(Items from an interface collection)
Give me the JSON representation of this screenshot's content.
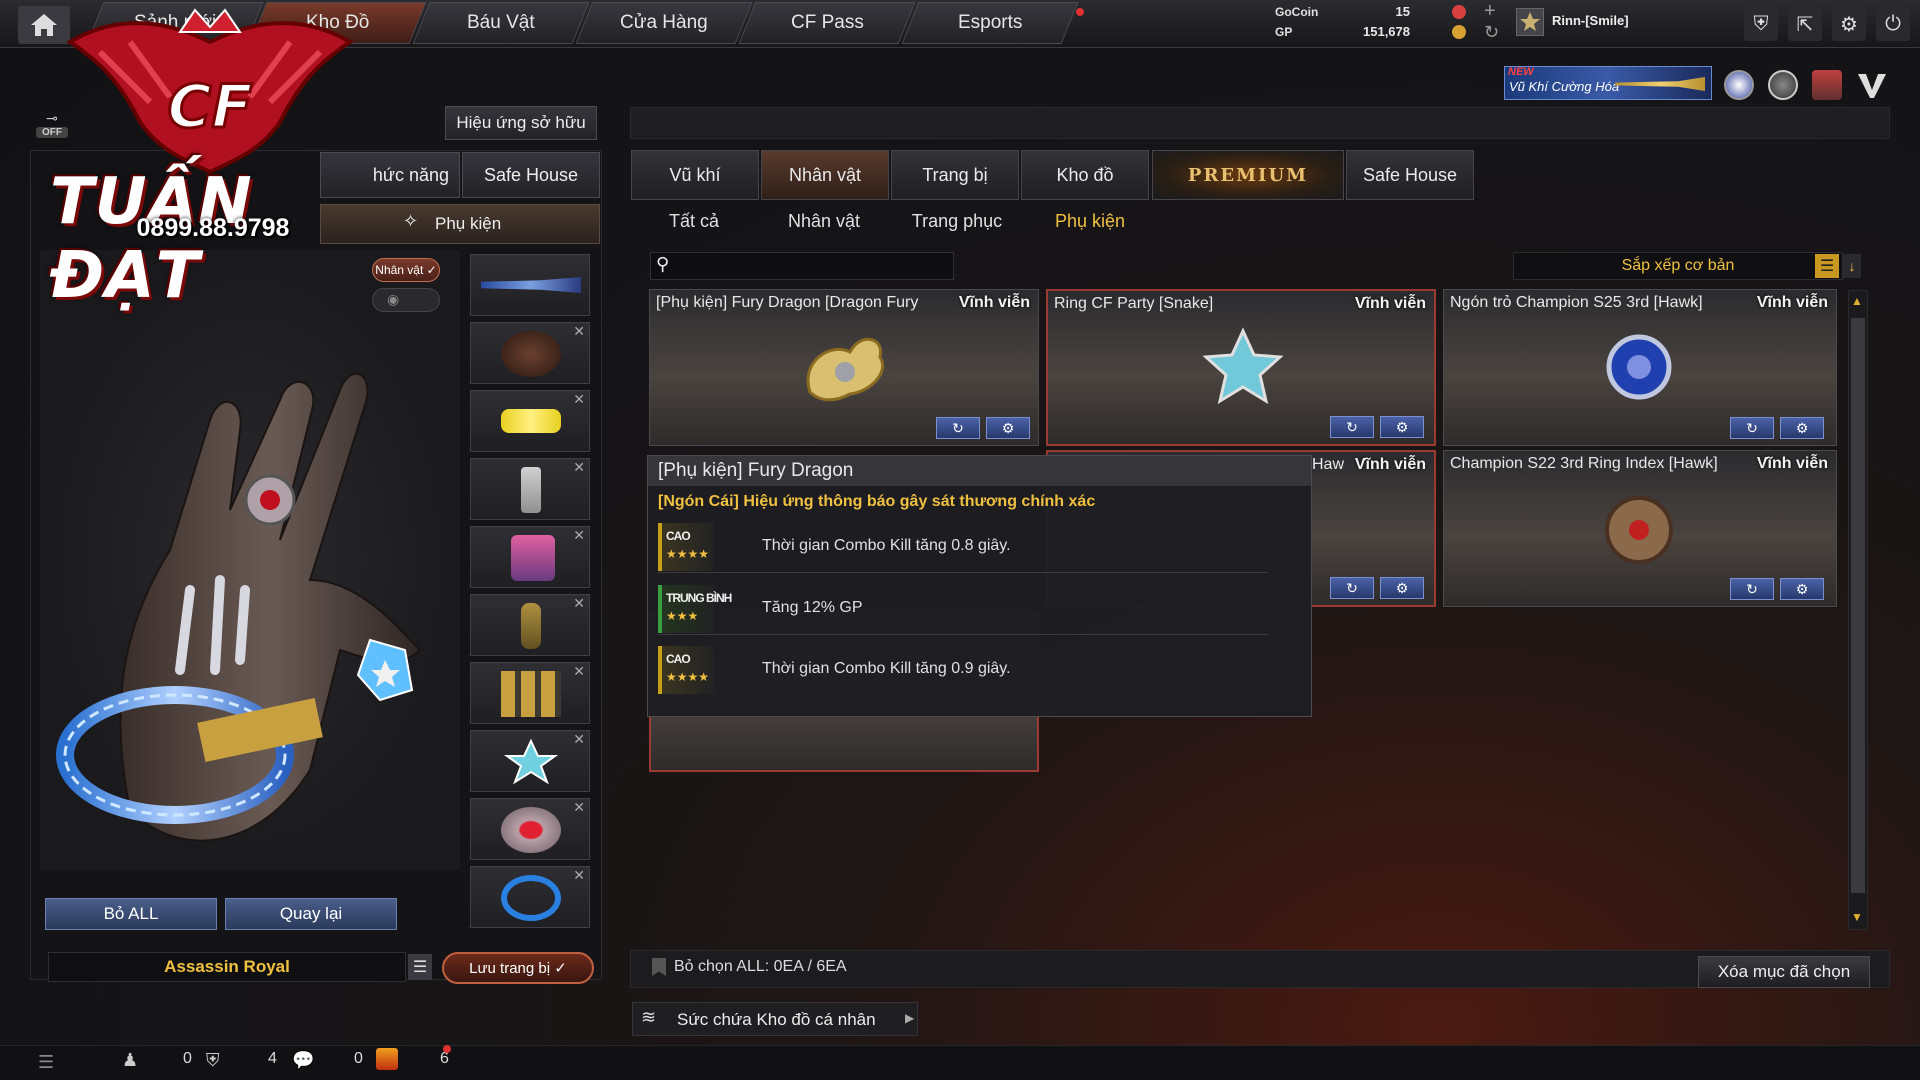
{
  "topnav": {
    "tabs": [
      "Sảnh mới",
      "Kho Đồ",
      "Báu Vật",
      "Cửa Hàng",
      "CF Pass",
      "Esports"
    ]
  },
  "currency": {
    "gocoin_label": "GoCoin",
    "gocoin_value": "15",
    "gp_label": "GP",
    "gp_value": "151,678"
  },
  "user": {
    "name": "Rinn-[Smile]"
  },
  "banner": {
    "badge": "NEW",
    "text": "Vũ Khí Cường Hóa"
  },
  "watermark": {
    "name": "TUẤN ĐẠT",
    "phone": "0899.88.9798"
  },
  "left": {
    "off_label": "OFF",
    "effect_button": "Hiệu ứng sở hữu",
    "tab_function": "hức năng",
    "tab_safehouse": "Safe House",
    "subtab_accessory": "Phụ kiện",
    "character_toggle": "Nhân vật ✓",
    "remove_all": "Bỏ ALL",
    "back": "Quay lại",
    "loadout_name": "Assassin Royal",
    "save_loadout": "Lưu trang bị ✓"
  },
  "right": {
    "tabs": [
      "Vũ khí",
      "Nhân vật",
      "Trang bị",
      "Kho đồ",
      "PREMIUM",
      "Safe House"
    ],
    "subtabs": [
      "Tất cả",
      "Nhân vật",
      "Trang phục",
      "Phụ kiện"
    ],
    "search_placeholder": "",
    "sort_label": "Sắp xếp cơ bản",
    "cards": [
      {
        "name": "[Phụ kiện] Fury Dragon [Dragon Fury",
        "duration": "Vĩnh viễn"
      },
      {
        "name": "Ring CF Party [Snake]",
        "duration": "Vĩnh viễn"
      },
      {
        "name": "Ngón trỏ Champion S25 3rd [Hawk]",
        "duration": "Vĩnh viễn"
      },
      {
        "name": "Haw",
        "duration": "Vĩnh viễn"
      },
      {
        "name": "Champion S22 3rd Ring Index [Hawk]",
        "duration": "Vĩnh viễn"
      }
    ],
    "deselect_all": "Bỏ chọn ALL: 0EA / 6EA",
    "delete_selected": "Xóa mục đã chọn",
    "capacity": "Sức chứa Kho đồ cá nhân"
  },
  "tooltip": {
    "title": "[Phụ kiện] Fury Dragon",
    "subtitle": "[Ngón Cái] Hiệu ứng thông báo gây sát thương chính xác",
    "rows": [
      {
        "level": "CAO",
        "stars": "★★★★",
        "desc": "Thời gian Combo Kill tăng 0.8 giây."
      },
      {
        "level": "TRUNG BÌNH",
        "stars": "★★★",
        "desc": "Tăng 12% GP"
      },
      {
        "level": "CAO",
        "stars": "★★★★",
        "desc": "Thời gian Combo Kill tăng 0.9 giây."
      }
    ]
  },
  "status": {
    "shield": "0",
    "chat": "4",
    "gift": "0",
    "notif": "6"
  },
  "colors": {
    "accent": "#f0c040",
    "button_blue": "#3a4e7c",
    "selected_border": "#9a3a32"
  }
}
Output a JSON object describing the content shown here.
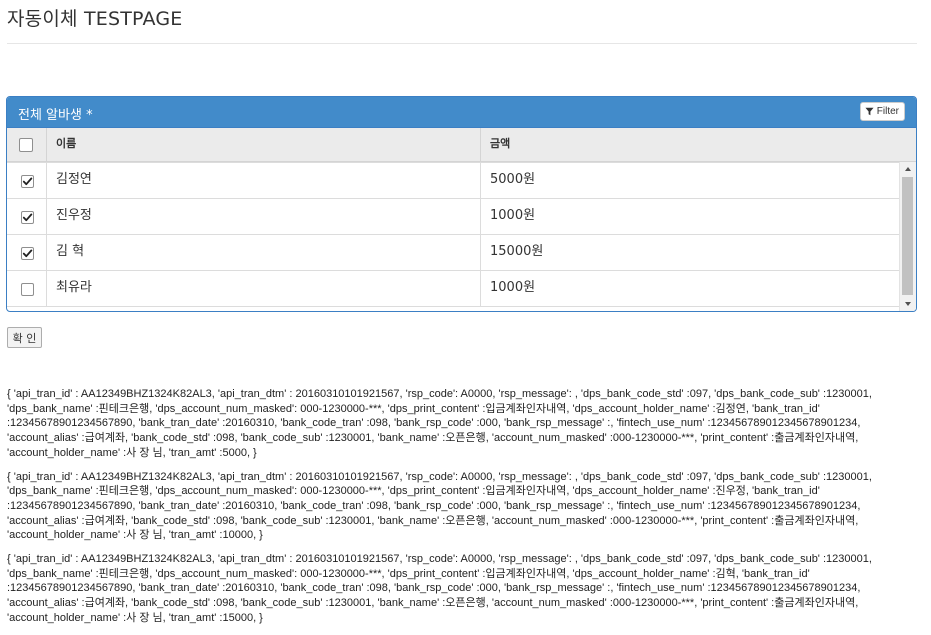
{
  "page": {
    "title": "자동이체 TESTPAGE"
  },
  "panel": {
    "title": "전체 알바생 *",
    "filter_label": "Filter"
  },
  "grid": {
    "columns": {
      "name": "이름",
      "amount": "금액"
    },
    "rows": [
      {
        "name": "김정연",
        "amount": "5000원",
        "checked": true
      },
      {
        "name": "진우정",
        "amount": "1000원",
        "checked": true
      },
      {
        "name": "김 혁",
        "amount": "15000원",
        "checked": true
      },
      {
        "name": "최유라",
        "amount": "1000원",
        "checked": false
      }
    ]
  },
  "confirm_label": "확 인",
  "log_entries": [
    "{ 'api_tran_id' : AA12349BHZ1324K82AL3, 'api_tran_dtm' : 20160310101921567, 'rsp_code': A0000, 'rsp_message': , 'dps_bank_code_std' :097, 'dps_bank_code_sub' :1230001, 'dps_bank_name' :핀테크은행, 'dps_account_num_masked': 000-1230000-***, 'dps_print_content' :입금계좌인자내역, 'dps_account_holder_name' :김정연, 'bank_tran_id' :12345678901234567890, 'bank_tran_date' :20160310, 'bank_code_tran' :098, 'bank_rsp_code' :000, 'bank_rsp_message' :, 'fintech_use_num' :123456789012345678901234, 'account_alias' :급여계좌, 'bank_code_std' :098, 'bank_code_sub' :1230001, 'bank_name' :오픈은행, 'account_num_masked' :000-1230000-***, 'print_content' :출금계좌인자내역, 'account_holder_name' :사 장 님, 'tran_amt' :5000, }",
    "{ 'api_tran_id' : AA12349BHZ1324K82AL3, 'api_tran_dtm' : 20160310101921567, 'rsp_code': A0000, 'rsp_message': , 'dps_bank_code_std' :097, 'dps_bank_code_sub' :1230001, 'dps_bank_name' :핀테크은행, 'dps_account_num_masked': 000-1230000-***, 'dps_print_content' :입금계좌인자내역, 'dps_account_holder_name' :진우정, 'bank_tran_id' :12345678901234567890, 'bank_tran_date' :20160310, 'bank_code_tran' :098, 'bank_rsp_code' :000, 'bank_rsp_message' :, 'fintech_use_num' :123456789012345678901234, 'account_alias' :급여계좌, 'bank_code_std' :098, 'bank_code_sub' :1230001, 'bank_name' :오픈은행, 'account_num_masked' :000-1230000-***, 'print_content' :출금계좌인자내역, 'account_holder_name' :사 장 님, 'tran_amt' :10000, }",
    "{ 'api_tran_id' : AA12349BHZ1324K82AL3, 'api_tran_dtm' : 20160310101921567, 'rsp_code': A0000, 'rsp_message': , 'dps_bank_code_std' :097, 'dps_bank_code_sub' :1230001, 'dps_bank_name' :핀테크은행, 'dps_account_num_masked': 000-1230000-***, 'dps_print_content' :입금계좌인자내역, 'dps_account_holder_name' :김혁, 'bank_tran_id' :12345678901234567890, 'bank_tran_date' :20160310, 'bank_code_tran' :098, 'bank_rsp_code' :000, 'bank_rsp_message' :, 'fintech_use_num' :123456789012345678901234, 'account_alias' :급여계좌, 'bank_code_std' :098, 'bank_code_sub' :1230001, 'bank_name' :오픈은행, 'account_num_masked' :000-1230000-***, 'print_content' :출금계좌인자내역, 'account_holder_name' :사 장 님, 'tran_amt' :15000, }"
  ]
}
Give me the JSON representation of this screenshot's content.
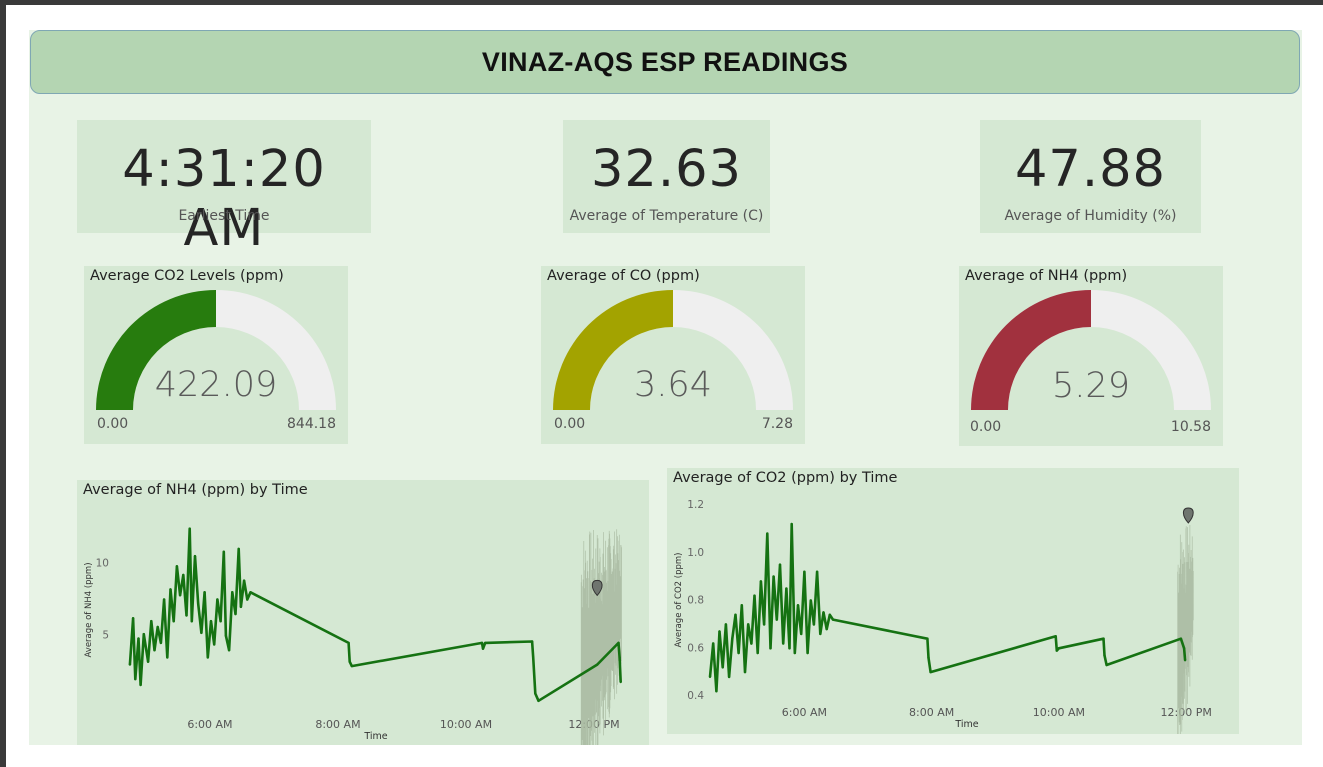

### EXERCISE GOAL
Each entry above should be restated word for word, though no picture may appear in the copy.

### TASK RESULT
Give me the JSON representation of this screenshot's content.
{
  "topnav": {
    "tabs": [
      "Sảnh mới",
      "Kho Đồ",
      "Báu Vật",
      "Cửa Hàng",
      "CF Pass",
      "Esports"
    ]
  },
  "currency": {
    "gocoin_label": "GoCoin",
    "gocoin_value": "15",
    "gp_label": "GP",
    "gp_value": "151,678"
  },
  "user": {
    "name": "Rinn-[Smile]"
  },
  "banner": {
    "badge": "NEW",
    "text": "Vũ Khí Cường Hóa"
  },
  "watermark": {
    "name": "TUẤN ĐẠT",
    "phone": "0899.88.9798"
  },
  "left": {
    "off_label": "OFF",
    "effect_button": "Hiệu ứng sở hữu",
    "tab_function": "hức năng",
    "tab_safehouse": "Safe House",
    "subtab_accessory": "Phụ kiện",
    "character_toggle": "Nhân vật ✓",
    "remove_all": "Bỏ ALL",
    "back": "Quay lại",
    "loadout_name": "Assassin Royal",
    "save_loadout": "Lưu trang bị ✓"
  },
  "right": {
    "tabs": [
      "Vũ khí",
      "Nhân vật",
      "Trang bị",
      "Kho đồ",
      "PREMIUM",
      "Safe House"
    ],
    "subtabs": [
      "Tất cả",
      "Nhân vật",
      "Trang phục",
      "Phụ kiện"
    ],
    "search_placeholder": "",
    "sort_label": "Sắp xếp cơ bản",
    "cards": [
      {
        "name": "[Phụ kiện] Fury Dragon [Dragon Fury",
        "duration": "Vĩnh viễn"
      },
      {
        "name": "Ring CF Party [Snake]",
        "duration": "Vĩnh viễn"
      },
      {
        "name": "Ngón trỏ Champion S25 3rd [Hawk]",
        "duration": "Vĩnh viễn"
      },
      {
        "name": "Haw",
        "duration": "Vĩnh viễn"
      },
      {
        "name": "Champion S22 3rd Ring Index [Hawk]",
        "duration": "Vĩnh viễn"
      }
    ],
    "deselect_all": "Bỏ chọn ALL: 0EA / 6EA",
    "delete_selected": "Xóa mục đã chọn",
    "capacity": "Sức chứa Kho đồ cá nhân"
  },
  "tooltip": {
    "title": "[Phụ kiện] Fury Dragon",
    "subtitle": "[Ngón Cái] Hiệu ứng thông báo gây sát thương chính xác",
    "rows": [
      {
        "level": "CAO",
        "stars": "★★★★",
        "desc": "Thời gian Combo Kill tăng 0.8 giây."
      },
      {
        "level": "TRUNG BÌNH",
        "stars": "★★★",
        "desc": "Tăng 12% GP"
      },
      {
        "level": "CAO",
        "stars": "★★★★",
        "desc": "Thời gian Combo Kill tăng 0.9 giây."
      }
    ]
  },
  "status": {
    "shield": "0",
    "chat": "4",
    "gift": "0",
    "notif": "6"
  },
  "colors": {
    "accent": "#f0c040",
    "button_blue": "#3a4e7c",
    "selected_border": "#9a3a32"
  }
}
Output a JSON object describing the content shown here.
{
  "page": {
    "title": "자동이체 TESTPAGE"
  },
  "panel": {
    "title": "전체 알바생 *",
    "filter_label": "Filter"
  },
  "grid": {
    "columns": {
      "name": "이름",
      "amount": "금액"
    },
    "rows": [
      {
        "name": "김정연",
        "amount": "5000원",
        "checked": true
      },
      {
        "name": "진우정",
        "amount": "1000원",
        "checked": true
      },
      {
        "name": "김 혁",
        "amount": "15000원",
        "checked": true
      },
      {
        "name": "최유라",
        "amount": "1000원",
        "checked": false
      }
    ]
  },
  "confirm_label": "확 인",
  "log_entries": [
    "{ 'api_tran_id' : AA12349BHZ1324K82AL3, 'api_tran_dtm' : 20160310101921567, 'rsp_code': A0000, 'rsp_message': , 'dps_bank_code_std' :097, 'dps_bank_code_sub' :1230001, 'dps_bank_name' :핀테크은행, 'dps_account_num_masked': 000-1230000-***, 'dps_print_content' :입금계좌인자내역, 'dps_account_holder_name' :김정연, 'bank_tran_id' :12345678901234567890, 'bank_tran_date' :20160310, 'bank_code_tran' :098, 'bank_rsp_code' :000, 'bank_rsp_message' :, 'fintech_use_num' :123456789012345678901234, 'account_alias' :급여계좌, 'bank_code_std' :098, 'bank_code_sub' :1230001, 'bank_name' :오픈은행, 'account_num_masked' :000-1230000-***, 'print_content' :출금계좌인자내역, 'account_holder_name' :사 장 님, 'tran_amt' :5000, }",
    "{ 'api_tran_id' : AA12349BHZ1324K82AL3, 'api_tran_dtm' : 20160310101921567, 'rsp_code': A0000, 'rsp_message': , 'dps_bank_code_std' :097, 'dps_bank_code_sub' :1230001, 'dps_bank_name' :핀테크은행, 'dps_account_num_masked': 000-1230000-***, 'dps_print_content' :입금계좌인자내역, 'dps_account_holder_name' :진우정, 'bank_tran_id' :12345678901234567890, 'bank_tran_date' :20160310, 'bank_code_tran' :098, 'bank_rsp_code' :000, 'bank_rsp_message' :, 'fintech_use_num' :123456789012345678901234, 'account_alias' :급여계좌, 'bank_code_std' :098, 'bank_code_sub' :1230001, 'bank_name' :오픈은행, 'account_num_masked' :000-1230000-***, 'print_content' :출금계좌인자내역, 'account_holder_name' :사 장 님, 'tran_amt' :10000, }",
    "{ 'api_tran_id' : AA12349BHZ1324K82AL3, 'api_tran_dtm' : 20160310101921567, 'rsp_code': A0000, 'rsp_message': , 'dps_bank_code_std' :097, 'dps_bank_code_sub' :1230001, 'dps_bank_name' :핀테크은행, 'dps_account_num_masked': 000-1230000-***, 'dps_print_content' :입금계좌인자내역, 'dps_account_holder_name' :김혁, 'bank_tran_id' :12345678901234567890, 'bank_tran_date' :20160310, 'bank_code_tran' :098, 'bank_rsp_code' :000, 'bank_rsp_message' :, 'fintech_use_num' :123456789012345678901234, 'account_alias' :급여계좌, 'bank_code_std' :098, 'bank_code_sub' :1230001, 'bank_name' :오픈은행, 'account_num_masked' :000-1230000-***, 'print_content' :출금계좌인자내역, 'account_holder_name' :사 장 님, 'tran_amt' :15000, }"
  ]
}
Give me the JSON representation of this screenshot's content.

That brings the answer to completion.